* [INSTRUCTIONS TO FOLLOW]
Take every line from the data that has the word "this" in it.

Website and app data records:
-- Opening Marker --
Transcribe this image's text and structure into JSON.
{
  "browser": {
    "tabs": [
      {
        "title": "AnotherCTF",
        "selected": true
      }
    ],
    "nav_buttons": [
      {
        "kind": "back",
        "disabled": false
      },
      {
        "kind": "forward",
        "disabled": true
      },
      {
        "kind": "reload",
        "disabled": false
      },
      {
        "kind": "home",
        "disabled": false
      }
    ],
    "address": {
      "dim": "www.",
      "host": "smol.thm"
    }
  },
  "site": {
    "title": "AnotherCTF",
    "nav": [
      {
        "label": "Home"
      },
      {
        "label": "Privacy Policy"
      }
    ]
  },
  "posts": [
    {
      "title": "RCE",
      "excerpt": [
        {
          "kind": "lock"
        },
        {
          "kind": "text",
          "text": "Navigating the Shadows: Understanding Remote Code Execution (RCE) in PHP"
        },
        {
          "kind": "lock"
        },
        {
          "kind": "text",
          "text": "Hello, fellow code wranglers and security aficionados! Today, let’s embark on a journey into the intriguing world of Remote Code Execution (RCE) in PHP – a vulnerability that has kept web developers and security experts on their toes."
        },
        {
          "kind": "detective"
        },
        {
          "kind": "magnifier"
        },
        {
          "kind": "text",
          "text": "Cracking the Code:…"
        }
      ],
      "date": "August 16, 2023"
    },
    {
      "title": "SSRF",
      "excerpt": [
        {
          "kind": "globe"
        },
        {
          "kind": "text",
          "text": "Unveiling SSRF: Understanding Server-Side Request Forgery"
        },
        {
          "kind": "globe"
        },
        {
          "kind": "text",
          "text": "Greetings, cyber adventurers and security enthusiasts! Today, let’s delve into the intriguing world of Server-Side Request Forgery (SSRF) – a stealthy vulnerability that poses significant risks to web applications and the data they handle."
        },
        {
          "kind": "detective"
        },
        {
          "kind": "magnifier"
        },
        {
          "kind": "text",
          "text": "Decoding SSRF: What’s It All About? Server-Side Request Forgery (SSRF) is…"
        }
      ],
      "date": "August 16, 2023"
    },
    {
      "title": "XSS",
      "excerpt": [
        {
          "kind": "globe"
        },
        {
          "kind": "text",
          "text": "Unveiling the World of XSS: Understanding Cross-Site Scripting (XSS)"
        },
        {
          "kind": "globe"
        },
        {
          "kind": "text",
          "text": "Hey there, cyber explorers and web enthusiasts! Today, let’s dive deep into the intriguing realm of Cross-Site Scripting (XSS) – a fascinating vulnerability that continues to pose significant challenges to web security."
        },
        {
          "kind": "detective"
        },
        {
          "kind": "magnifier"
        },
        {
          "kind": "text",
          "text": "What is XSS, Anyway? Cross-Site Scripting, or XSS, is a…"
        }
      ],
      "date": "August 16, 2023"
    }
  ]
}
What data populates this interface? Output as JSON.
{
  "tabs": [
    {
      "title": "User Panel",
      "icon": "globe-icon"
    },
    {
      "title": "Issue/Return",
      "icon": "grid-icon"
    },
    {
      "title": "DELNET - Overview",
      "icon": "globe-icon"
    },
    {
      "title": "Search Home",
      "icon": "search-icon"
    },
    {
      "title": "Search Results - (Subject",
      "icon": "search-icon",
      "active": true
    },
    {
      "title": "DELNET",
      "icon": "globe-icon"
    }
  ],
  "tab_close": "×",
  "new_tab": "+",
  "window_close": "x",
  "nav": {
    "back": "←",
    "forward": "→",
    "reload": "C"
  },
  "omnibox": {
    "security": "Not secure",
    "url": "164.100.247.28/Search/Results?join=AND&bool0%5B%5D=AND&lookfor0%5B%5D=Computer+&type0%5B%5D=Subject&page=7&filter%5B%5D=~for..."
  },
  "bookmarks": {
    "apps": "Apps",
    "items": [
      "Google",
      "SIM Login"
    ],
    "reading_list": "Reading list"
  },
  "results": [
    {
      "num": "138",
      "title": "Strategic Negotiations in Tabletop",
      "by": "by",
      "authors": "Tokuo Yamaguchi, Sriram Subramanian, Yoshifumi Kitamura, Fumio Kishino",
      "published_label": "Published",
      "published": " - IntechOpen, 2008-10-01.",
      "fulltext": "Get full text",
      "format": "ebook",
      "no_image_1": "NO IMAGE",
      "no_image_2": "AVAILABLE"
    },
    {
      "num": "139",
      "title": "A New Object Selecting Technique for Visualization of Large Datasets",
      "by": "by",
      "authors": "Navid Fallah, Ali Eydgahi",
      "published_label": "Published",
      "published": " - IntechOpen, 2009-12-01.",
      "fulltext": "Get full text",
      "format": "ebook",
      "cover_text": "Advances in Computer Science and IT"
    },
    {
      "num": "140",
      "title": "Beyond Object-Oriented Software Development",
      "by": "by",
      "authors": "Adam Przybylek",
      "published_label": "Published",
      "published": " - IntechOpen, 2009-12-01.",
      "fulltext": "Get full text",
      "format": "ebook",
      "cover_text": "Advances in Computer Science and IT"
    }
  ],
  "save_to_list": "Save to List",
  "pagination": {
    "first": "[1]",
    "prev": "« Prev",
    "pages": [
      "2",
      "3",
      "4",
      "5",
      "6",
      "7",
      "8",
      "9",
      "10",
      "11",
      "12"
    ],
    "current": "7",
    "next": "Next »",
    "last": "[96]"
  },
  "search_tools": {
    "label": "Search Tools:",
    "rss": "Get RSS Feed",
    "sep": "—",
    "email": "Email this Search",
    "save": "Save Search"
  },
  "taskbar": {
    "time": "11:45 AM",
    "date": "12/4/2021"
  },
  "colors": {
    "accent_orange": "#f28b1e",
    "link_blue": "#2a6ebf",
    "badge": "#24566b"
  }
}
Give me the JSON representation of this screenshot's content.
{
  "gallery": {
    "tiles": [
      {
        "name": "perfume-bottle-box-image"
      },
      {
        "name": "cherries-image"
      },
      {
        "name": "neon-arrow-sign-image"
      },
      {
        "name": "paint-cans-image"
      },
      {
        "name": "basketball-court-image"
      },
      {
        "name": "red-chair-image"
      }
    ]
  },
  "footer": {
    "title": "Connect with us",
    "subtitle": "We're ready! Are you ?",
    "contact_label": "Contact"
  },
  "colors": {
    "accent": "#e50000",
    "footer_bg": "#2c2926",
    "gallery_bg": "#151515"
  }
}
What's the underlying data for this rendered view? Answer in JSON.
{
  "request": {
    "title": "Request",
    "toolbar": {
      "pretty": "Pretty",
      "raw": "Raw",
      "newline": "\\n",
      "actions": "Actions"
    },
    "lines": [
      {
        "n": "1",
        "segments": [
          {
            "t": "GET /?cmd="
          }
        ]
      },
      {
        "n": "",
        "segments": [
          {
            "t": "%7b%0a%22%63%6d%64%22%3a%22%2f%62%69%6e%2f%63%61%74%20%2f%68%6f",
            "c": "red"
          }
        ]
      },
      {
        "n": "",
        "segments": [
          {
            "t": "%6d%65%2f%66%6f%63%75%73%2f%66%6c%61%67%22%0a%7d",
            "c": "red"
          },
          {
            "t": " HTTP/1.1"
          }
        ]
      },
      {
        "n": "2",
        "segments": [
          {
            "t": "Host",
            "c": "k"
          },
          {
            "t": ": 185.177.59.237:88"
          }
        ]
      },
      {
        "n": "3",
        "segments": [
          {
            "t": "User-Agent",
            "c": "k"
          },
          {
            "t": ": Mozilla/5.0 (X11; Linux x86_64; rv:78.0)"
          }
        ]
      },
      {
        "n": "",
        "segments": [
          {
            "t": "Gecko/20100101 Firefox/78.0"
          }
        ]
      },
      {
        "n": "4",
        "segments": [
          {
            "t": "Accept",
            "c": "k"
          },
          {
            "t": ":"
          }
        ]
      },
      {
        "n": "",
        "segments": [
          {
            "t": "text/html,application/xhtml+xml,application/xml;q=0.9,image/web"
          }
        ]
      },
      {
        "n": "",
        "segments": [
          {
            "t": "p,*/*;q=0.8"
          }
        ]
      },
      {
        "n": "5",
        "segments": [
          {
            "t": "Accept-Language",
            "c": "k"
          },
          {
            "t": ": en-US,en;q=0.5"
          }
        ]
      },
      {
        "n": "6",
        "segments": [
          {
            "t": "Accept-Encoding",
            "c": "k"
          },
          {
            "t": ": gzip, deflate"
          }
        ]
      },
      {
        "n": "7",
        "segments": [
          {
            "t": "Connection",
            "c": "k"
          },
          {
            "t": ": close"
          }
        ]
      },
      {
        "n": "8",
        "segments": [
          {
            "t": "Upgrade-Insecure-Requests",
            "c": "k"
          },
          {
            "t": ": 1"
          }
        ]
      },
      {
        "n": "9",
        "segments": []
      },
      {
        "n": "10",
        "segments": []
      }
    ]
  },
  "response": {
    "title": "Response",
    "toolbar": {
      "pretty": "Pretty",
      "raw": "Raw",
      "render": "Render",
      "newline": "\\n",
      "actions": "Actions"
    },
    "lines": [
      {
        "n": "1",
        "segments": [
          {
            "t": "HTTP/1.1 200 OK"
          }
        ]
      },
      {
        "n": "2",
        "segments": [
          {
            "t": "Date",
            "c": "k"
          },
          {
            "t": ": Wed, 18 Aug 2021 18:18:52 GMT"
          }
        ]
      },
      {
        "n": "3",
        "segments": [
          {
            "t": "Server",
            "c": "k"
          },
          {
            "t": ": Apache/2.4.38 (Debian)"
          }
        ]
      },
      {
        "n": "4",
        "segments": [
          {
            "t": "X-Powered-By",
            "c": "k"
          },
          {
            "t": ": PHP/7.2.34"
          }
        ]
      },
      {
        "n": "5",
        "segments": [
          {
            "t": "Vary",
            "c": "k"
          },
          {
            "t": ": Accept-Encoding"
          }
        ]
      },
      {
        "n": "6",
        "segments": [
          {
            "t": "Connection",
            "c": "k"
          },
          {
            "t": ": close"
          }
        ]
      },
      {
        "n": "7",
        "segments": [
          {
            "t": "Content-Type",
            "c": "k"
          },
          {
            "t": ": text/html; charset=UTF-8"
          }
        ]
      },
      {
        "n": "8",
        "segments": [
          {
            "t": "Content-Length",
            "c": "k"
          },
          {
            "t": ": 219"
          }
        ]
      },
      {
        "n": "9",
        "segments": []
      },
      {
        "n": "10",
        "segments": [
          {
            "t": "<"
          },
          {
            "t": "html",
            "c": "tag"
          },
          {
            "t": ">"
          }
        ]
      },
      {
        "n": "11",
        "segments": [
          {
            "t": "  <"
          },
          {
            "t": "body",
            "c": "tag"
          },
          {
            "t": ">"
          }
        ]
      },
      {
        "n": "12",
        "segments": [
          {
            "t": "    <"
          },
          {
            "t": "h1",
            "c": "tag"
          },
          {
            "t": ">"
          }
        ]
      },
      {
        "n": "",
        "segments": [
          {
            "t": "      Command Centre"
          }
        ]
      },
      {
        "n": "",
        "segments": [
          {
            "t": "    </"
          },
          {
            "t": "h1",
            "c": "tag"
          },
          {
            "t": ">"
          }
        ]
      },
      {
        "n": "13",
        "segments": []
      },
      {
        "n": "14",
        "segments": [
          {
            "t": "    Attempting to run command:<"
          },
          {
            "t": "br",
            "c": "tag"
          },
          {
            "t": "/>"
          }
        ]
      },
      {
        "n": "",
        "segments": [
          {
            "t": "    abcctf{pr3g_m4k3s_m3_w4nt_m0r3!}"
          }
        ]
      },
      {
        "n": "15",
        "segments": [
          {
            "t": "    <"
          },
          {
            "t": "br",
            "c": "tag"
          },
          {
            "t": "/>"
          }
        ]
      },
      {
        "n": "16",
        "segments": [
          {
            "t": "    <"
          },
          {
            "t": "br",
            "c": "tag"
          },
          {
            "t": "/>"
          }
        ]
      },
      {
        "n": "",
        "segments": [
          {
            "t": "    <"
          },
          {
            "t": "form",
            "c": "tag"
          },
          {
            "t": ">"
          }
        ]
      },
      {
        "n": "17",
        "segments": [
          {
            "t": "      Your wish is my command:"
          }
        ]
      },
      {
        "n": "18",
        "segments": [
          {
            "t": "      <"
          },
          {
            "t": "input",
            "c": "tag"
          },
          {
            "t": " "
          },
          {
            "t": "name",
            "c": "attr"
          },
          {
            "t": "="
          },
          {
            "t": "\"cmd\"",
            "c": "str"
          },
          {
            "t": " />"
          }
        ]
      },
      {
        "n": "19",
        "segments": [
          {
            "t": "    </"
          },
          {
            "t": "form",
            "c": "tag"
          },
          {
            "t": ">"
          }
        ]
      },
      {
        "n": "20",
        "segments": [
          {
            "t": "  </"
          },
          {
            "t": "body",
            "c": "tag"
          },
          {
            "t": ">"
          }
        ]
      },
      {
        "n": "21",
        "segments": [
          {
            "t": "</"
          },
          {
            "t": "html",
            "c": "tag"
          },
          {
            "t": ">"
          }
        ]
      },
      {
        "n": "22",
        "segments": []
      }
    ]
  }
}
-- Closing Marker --
* [SOLUTION TO THE EXERCISE]
Transcribe this image's text and structure into JSON.
What data populates this interface? Output as JSON.
    "email": "Email this Search",
Give me the JSON representation of this screenshot's content.
What's the underlying data for this rendered view? Answer in JSON.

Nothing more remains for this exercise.